This new method combines bacteria-produced cellulose and graphene oxide to form a bi-layered biofoam. The production process is said to be extremely simple, and the nanoscale cellulose fiber network produced by bacteria has excellent ability to move the water from the bulk to the evaporative surface while minimizing the heat coming down. The material is a bi-layered structure with light-absorbing graphene oxide filled nanocellulose at the top and pristine nanocellulose at the bottom. When suspended this on water, the water is actually able to reach the top surface where evaporation happens.

Graphene Batteries Market Report

William Blythe to start selling graphene oxide

Jul 25, 2016

William Blythe, Uk-based chemicals manufacturer, has announced the addition of graphene oxide to its portfolio of innovative products. According to the company, this step was made possible when the company moved graphene oxide to large lab scale manufacture and reached kilogram capacity production.

William Blythe GO roadmap image

William Blythe is currently able to offer graphene oxide as a dispersion in deionised water. The percentage dispersions are agreed upon with customers on an individual basis. WB's current capabilities allow the manufacture of up to 20 kg of powdered graphene oxide equivalent per annum with the intention of increasing to tonnage scale in the next 6 – 12 months.

Graphene oxide-based electrode separator to solve a major problem in lithium-sulphur batteries

Jul 06, 2016

Researchers from AIST in Japan and Nanjing University in China have developed a metal-organic framework-based graphene oxide composite as a separator for Li-S batteries, that could help solve the “polysulphide shuttling problem” in these batteries. The composite acts as an ionic sieve that selectively separates out Li+ ions while stopping polysulphides migrating to the anode and reportedly helps reduce capacity decay rates down to just 0.019% per cycle over 1500 cycles.

MOFs are ordered solids made of inorganic sub-units connected by organic linkers. They have a large surface area and highly ordered pores, and their porosity can be tuned. According to the researchers, the MOF membrane in this work separates out polysulphides based on their size and shape; The team chose a copper MOF that possesses a 3D structure with micropores that have narrow accessible size windows of around 9 Å. This is smaller than the diameter of lithium polysulphides (that are between 4 and 8 Å in diameter) and so the pores effectively block the sulphides. The researchers found that the MOFs do not degrade even after 200 cycles of battery charge/discharge, and no polysulphides pass through the membrane for 48 hours.

U of Maryland team creates GO-based 3D printed micro-scale heating elements

Jun 01, 2016

Researchers at the University of Maryland have developed a method to 3D print heating elements.
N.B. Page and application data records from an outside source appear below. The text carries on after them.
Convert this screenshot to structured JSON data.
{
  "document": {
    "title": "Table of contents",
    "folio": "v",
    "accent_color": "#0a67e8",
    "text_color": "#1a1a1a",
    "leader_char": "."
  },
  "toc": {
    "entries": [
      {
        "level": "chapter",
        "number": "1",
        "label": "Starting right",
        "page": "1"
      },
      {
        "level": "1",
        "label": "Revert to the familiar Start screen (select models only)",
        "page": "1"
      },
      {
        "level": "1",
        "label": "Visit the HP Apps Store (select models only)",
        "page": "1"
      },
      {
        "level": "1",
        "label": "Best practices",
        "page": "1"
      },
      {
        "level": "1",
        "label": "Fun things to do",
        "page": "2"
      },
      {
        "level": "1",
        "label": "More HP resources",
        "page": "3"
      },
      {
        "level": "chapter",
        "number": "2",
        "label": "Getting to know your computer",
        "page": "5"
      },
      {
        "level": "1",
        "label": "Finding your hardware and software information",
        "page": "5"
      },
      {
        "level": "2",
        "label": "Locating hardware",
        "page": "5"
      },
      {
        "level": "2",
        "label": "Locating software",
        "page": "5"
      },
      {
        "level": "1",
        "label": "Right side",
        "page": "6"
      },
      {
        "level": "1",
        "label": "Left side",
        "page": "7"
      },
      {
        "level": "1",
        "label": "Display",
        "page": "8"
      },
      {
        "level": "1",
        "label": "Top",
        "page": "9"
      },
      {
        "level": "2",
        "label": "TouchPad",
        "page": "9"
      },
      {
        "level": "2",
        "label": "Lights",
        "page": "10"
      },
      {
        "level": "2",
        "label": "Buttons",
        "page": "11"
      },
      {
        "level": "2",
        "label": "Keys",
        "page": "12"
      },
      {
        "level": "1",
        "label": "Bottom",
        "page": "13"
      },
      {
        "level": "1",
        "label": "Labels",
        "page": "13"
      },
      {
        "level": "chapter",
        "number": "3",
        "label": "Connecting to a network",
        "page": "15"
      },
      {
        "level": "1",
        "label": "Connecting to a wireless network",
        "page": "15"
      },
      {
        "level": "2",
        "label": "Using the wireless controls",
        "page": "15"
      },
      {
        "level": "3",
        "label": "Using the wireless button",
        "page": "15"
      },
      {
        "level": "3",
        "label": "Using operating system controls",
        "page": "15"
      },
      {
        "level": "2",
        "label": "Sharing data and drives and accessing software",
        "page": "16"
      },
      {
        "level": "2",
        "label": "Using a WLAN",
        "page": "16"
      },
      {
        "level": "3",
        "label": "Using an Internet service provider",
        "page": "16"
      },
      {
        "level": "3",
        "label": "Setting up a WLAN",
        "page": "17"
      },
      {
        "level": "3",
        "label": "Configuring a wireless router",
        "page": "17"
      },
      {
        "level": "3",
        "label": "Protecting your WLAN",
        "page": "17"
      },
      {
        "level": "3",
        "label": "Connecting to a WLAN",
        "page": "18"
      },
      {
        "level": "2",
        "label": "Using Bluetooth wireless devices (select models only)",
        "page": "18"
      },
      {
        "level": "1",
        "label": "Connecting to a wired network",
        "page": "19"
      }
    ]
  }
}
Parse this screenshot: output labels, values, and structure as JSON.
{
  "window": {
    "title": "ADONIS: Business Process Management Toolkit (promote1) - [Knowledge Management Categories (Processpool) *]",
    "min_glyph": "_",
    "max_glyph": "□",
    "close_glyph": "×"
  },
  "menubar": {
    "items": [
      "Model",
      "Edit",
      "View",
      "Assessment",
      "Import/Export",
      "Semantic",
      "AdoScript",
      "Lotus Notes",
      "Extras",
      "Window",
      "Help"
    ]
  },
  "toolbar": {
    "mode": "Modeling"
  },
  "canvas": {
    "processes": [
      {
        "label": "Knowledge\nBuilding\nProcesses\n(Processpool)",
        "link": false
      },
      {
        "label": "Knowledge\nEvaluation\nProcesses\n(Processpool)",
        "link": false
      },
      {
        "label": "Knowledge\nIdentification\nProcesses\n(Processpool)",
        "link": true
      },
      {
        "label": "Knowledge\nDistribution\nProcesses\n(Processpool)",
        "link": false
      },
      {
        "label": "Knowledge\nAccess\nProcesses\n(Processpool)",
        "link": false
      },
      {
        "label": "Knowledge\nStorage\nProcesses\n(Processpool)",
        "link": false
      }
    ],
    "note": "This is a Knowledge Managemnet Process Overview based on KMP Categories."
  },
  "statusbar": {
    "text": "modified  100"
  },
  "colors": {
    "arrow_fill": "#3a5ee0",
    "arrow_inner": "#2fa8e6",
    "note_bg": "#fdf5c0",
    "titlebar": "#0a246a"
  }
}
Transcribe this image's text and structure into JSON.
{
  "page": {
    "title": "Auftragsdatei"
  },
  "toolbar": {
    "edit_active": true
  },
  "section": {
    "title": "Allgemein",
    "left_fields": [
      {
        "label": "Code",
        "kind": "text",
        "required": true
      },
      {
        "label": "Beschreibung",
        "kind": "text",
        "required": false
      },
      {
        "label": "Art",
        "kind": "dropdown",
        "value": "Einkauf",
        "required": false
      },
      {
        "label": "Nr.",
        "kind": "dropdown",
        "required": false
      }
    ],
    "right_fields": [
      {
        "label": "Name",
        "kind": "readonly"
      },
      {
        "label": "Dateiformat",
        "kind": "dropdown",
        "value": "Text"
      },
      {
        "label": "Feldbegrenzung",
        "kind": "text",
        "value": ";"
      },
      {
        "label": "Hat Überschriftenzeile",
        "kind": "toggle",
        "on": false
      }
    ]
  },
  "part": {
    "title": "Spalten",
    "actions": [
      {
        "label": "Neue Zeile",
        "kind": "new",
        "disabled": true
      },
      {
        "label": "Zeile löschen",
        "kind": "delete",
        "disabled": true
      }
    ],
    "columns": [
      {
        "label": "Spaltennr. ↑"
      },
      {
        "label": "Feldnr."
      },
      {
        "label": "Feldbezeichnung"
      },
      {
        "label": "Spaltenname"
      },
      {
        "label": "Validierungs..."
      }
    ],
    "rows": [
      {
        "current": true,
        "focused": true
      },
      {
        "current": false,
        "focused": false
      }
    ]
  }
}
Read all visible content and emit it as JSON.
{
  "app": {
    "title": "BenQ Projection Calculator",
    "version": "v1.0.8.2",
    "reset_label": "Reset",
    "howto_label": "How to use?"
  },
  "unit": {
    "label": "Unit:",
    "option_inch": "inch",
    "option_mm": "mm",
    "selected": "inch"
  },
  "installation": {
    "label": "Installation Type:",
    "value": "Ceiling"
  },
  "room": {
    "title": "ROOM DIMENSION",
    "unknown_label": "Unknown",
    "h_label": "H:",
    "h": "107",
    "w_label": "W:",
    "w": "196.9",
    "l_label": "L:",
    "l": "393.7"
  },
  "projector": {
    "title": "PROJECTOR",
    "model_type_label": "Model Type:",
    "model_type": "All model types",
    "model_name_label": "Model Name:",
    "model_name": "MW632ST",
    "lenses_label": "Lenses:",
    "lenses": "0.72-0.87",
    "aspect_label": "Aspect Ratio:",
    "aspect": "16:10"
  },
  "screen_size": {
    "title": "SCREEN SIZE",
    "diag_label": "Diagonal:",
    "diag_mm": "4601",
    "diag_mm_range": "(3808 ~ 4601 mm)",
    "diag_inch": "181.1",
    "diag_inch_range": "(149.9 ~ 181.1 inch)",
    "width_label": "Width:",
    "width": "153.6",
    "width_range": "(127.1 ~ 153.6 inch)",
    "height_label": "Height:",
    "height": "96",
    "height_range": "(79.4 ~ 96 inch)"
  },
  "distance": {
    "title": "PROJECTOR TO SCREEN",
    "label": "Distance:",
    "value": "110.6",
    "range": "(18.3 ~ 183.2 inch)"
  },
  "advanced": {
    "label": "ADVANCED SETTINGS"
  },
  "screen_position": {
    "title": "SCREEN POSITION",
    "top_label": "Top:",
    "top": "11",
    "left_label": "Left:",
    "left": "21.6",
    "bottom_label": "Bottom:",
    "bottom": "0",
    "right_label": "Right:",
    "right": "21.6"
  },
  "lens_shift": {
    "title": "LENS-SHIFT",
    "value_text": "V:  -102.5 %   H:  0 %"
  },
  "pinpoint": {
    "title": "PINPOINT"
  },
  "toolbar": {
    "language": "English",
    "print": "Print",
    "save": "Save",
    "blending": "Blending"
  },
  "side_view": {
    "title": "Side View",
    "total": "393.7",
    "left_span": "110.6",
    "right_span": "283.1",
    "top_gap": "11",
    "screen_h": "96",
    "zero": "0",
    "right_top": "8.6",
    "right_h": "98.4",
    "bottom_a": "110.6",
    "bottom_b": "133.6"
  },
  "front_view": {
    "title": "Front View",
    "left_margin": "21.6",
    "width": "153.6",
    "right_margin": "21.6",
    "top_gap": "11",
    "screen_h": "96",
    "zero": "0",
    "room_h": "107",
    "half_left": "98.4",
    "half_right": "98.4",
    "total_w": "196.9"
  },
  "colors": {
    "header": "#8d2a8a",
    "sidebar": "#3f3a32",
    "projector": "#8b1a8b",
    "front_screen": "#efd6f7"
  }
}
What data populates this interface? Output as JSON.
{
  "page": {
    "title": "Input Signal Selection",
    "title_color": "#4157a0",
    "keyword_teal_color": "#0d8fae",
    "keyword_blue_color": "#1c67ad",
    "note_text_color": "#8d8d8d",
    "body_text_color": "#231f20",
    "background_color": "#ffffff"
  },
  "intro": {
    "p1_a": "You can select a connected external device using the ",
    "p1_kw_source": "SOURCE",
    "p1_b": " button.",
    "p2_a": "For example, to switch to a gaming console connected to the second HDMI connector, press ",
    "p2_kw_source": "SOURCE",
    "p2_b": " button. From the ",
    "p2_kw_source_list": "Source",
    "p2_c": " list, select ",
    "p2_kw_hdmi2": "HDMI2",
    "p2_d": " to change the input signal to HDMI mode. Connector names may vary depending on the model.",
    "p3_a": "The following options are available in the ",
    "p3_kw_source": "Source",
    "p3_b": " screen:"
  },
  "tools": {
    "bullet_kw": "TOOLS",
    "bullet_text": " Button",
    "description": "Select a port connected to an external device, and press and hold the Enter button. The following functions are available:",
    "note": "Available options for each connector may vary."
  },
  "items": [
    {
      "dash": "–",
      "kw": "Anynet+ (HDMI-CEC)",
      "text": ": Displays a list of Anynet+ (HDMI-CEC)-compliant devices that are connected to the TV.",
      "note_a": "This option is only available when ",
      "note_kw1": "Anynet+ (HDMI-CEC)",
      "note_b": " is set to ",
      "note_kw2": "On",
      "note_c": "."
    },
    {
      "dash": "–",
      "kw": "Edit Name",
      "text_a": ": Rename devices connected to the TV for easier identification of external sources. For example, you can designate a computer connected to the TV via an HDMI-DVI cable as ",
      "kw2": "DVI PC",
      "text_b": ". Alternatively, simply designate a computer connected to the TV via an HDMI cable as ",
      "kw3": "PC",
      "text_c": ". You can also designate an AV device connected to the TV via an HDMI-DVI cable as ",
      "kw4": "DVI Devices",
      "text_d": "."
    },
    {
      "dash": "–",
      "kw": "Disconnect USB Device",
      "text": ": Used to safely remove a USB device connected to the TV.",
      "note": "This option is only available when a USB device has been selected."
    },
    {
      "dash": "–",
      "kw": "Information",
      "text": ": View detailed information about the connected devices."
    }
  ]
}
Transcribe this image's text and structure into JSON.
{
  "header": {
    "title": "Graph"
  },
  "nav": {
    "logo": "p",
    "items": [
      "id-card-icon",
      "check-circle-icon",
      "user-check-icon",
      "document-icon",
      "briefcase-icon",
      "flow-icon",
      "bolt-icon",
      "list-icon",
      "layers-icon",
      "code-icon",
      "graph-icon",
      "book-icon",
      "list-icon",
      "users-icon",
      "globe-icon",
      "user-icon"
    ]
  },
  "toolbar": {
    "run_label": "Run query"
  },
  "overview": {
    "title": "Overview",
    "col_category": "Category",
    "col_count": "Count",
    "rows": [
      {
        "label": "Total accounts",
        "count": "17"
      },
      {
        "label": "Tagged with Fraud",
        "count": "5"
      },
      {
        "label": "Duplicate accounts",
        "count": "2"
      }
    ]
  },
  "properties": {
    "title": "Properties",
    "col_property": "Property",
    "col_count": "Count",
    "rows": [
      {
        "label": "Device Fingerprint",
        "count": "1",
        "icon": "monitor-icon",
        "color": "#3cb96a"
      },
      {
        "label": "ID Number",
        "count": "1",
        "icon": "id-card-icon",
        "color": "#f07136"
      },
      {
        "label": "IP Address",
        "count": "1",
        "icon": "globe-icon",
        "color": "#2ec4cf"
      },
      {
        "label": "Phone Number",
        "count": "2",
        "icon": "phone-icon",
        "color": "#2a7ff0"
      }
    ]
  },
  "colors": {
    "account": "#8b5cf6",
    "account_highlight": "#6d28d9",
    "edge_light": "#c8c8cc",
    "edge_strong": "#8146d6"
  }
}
The created heating elements could be very small and at the same time they can create high temperatures.

Heating GO elements for 3d printing

Heating elements may have various uses, like ones for chemical reactions that often need some sort of heating to work. For this purpose it was common to use a laser to create high temperatures at a small scale, but it is very expensive and doesn’t provide a consistent temperature. This is why researchers decided to develop a new technique to 3D print very small heating elements.